(Thomas — 3SunLent-A, John 4:5-42)
As we began today’s liturgy, I mentioned that for today we have chosen to hear the readings of the “A” cycle in the Sunday lectionary, with its strong symbolism of water, pointing to baptism. A long gospel reading does not require a long homily, but let us just see if the reading as a whole, or any phrases within it, can enhance our understanding of life in general and of our personal lives.
First, this gospel story is about a meeting of two persons, with no one else present. The Samaritan woman stands before Jesus, sola cum solo, “alone with the alone,” and in this case, she does not know him, while he clearly knows her. The time of day is noon. Sunup is the usual hour when women go to fetch water, because they need it for cooking and early chores. So there must be something wrong with this woman, a reason for which she avoids her sisters. And the reason comes out in the conversation with Jesus — she has been married five tines and now is living with a man who won’t or can’t marry her.
Jesus is sitting by the well. He is tired. The tiredness of Jesus reminds me of a great 13th-century hymn called the Dies Irae — “Day of Wrath”, written by Thomas of Celano, a Franciscan. The hymn is addressed to Jesus, in the “I-Thou” language of the Bible. In it there is a line that says, “Quaerens me sedisti lassus.” Let’s go through the Latin. Quaerens: You were searching, seeking — for what? For me: Quaerens me. And then: Sedisti, You sat down. And finally: lassus: tired — Jesus, you were tired, but not tired of seeking me. You kept walking until you could go no farther, and you had to sit down.

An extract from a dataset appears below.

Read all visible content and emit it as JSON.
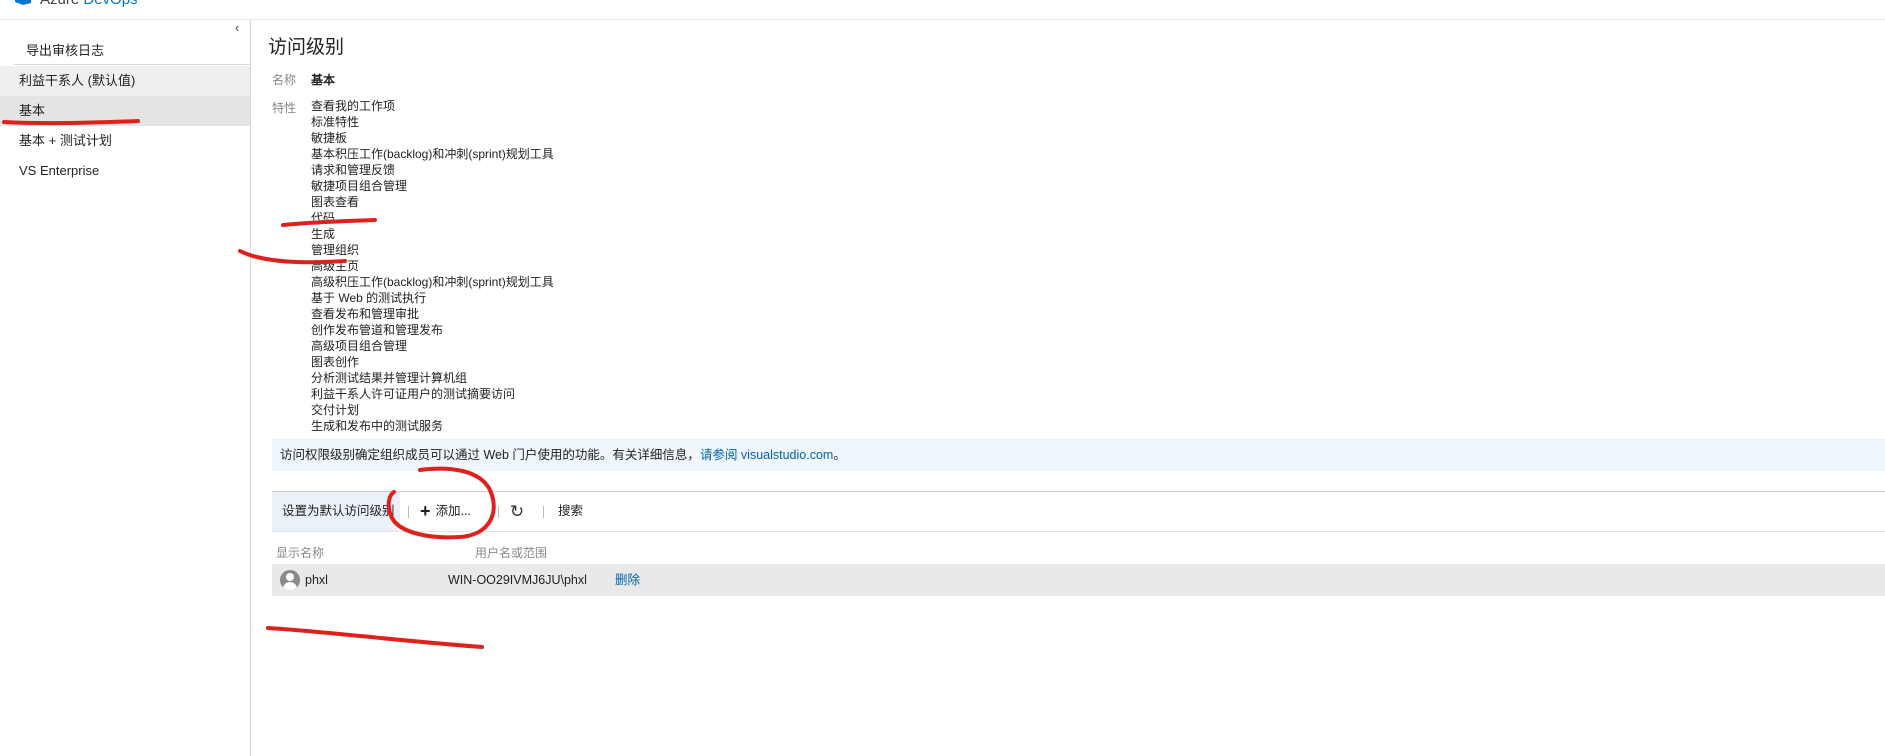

On his ascent of Mount Calvary, Jesus got very tired: he was carrying his cross, and he fell three times under the weight of it. When he got to the top, they nailed him to the cross. As he hung there, he pulled himself up to breathe, and he gasped, “I am thirsty!” To the woman who came to fetch water Jesus says: “Give me a drink.” But the woman warns Jesus that he is in trouble. First, he is alone with a woman who is not of his family. Second, she is a Samaritan, a people excommunicated by the Jewish authorities. Third, when she gives him some water from her own jar, she renders him ritually impure.

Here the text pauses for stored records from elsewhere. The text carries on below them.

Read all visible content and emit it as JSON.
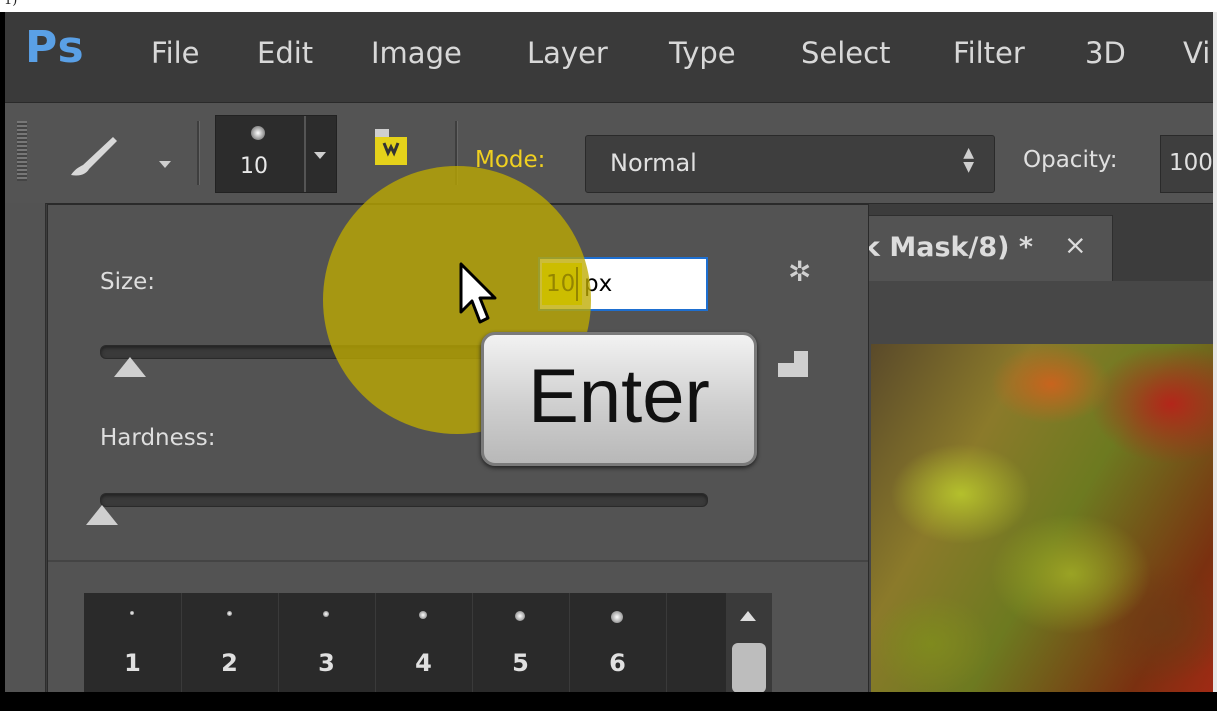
{
  "app": {
    "logo": "Ps"
  },
  "menu": [
    "File",
    "Edit",
    "Image",
    "Layer",
    "Type",
    "Select",
    "Filter",
    "3D",
    "Vi"
  ],
  "options_bar": {
    "brush_size": "10",
    "mode_label": "Mode:",
    "mode_value": "Normal",
    "opacity_label": "Opacity:",
    "opacity_value": "100"
  },
  "document_tab": {
    "title": "k Mask/8) *",
    "close": "×"
  },
  "brush_popup": {
    "size_label": "Size:",
    "size_value": "10",
    "size_unit": "px",
    "hardness_label": "Hardness:",
    "presets": [
      "1",
      "2",
      "3",
      "4",
      "5",
      "6"
    ]
  },
  "overlay": {
    "key_label": "Enter"
  },
  "colors": {
    "accent_yellow": "#f0d020",
    "ps_blue": "#5aa0e6",
    "click_highlight": "#beaa00"
  }
}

Jesus takes the cup of water from her hands, and promises her a different kind of water, about which we sing at the end of morning prayer during Lent: “… a drink of deathless life from the rock that was his tomb.” As Jesus continues his journey, he comes to Jerusalem, where he is crucified, the maximum impurity that can befall a Jew, as it is said in the Torah, “Cursed is the man who hangs from a tree.” The cross he hangs from is a curse, and his tomb is a place of impurity, but when the tomb becomes empty, a wave of blessing and purification pours over those who come to believe in him.
Jesus challenges the woman’s conscience. He says, “Go, call your husband, and come back here.” At this point she feels compelled to tell Jesus the whole truth about herself: five husbands and a relationship with a married man. She can tell him, because she realizes that, after these six men, Jesus is the seventh, the perfect number. He alone can turn her impurity into purity and the curse of the Law into a blessing. The blessing that Jesus gives the Samaritan woman is in her recognition of Jesus as the Messiah, and with this gift comes the task to bear the good news to all the women and men in her town, and to lead them to Jesus.

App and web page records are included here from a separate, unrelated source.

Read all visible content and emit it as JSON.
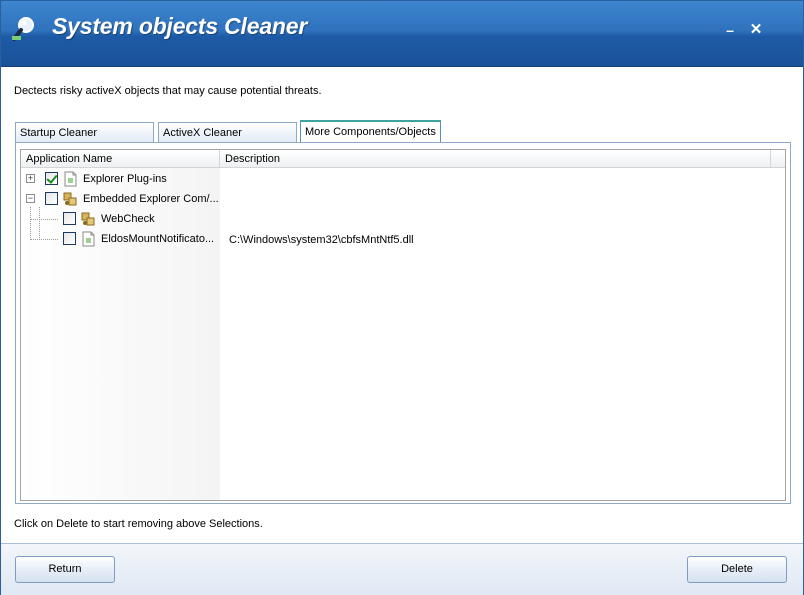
{
  "window": {
    "title": "System objects Cleaner",
    "minimize": "–",
    "close": "✕"
  },
  "subtitle": "Dectects risky activeX objects that may cause potential threats.",
  "tabs": [
    {
      "label": "Startup Cleaner"
    },
    {
      "label": "ActiveX Cleaner"
    },
    {
      "label": "More Components/Objects",
      "active": true
    }
  ],
  "list": {
    "columns": [
      {
        "label": "Application Name"
      },
      {
        "label": "Description"
      }
    ],
    "rows": [
      {
        "name": "Explorer Plug-ins",
        "description": "",
        "expander": "+",
        "checked": true,
        "icon": "page-icon"
      },
      {
        "name": "Embedded Explorer Com/...",
        "description": "",
        "expander": "−",
        "checked": false,
        "icon": "component-icon"
      },
      {
        "name": "WebCheck",
        "description": "",
        "checked": false,
        "icon": "component-icon"
      },
      {
        "name": "EldosMountNotificato...",
        "description": "C:\\Windows\\system32\\cbfsMntNtf5.dll",
        "checked": false,
        "icon": "page-icon"
      }
    ]
  },
  "hint": "Click on Delete to start removing above Selections.",
  "buttons": {
    "return": "Return",
    "delete": "Delete"
  },
  "colors": {
    "titlebar": "#2f72bd",
    "active_tab_accent": "#3fa3a0"
  }
}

The Samaritan woman is the first evangelist, just as Mary Magdalene is the first apostle of the risen Jesus. May the eucharist we receive bless each one of us with a similar grace, that we may bring the gospel message into our families, our communities, our world.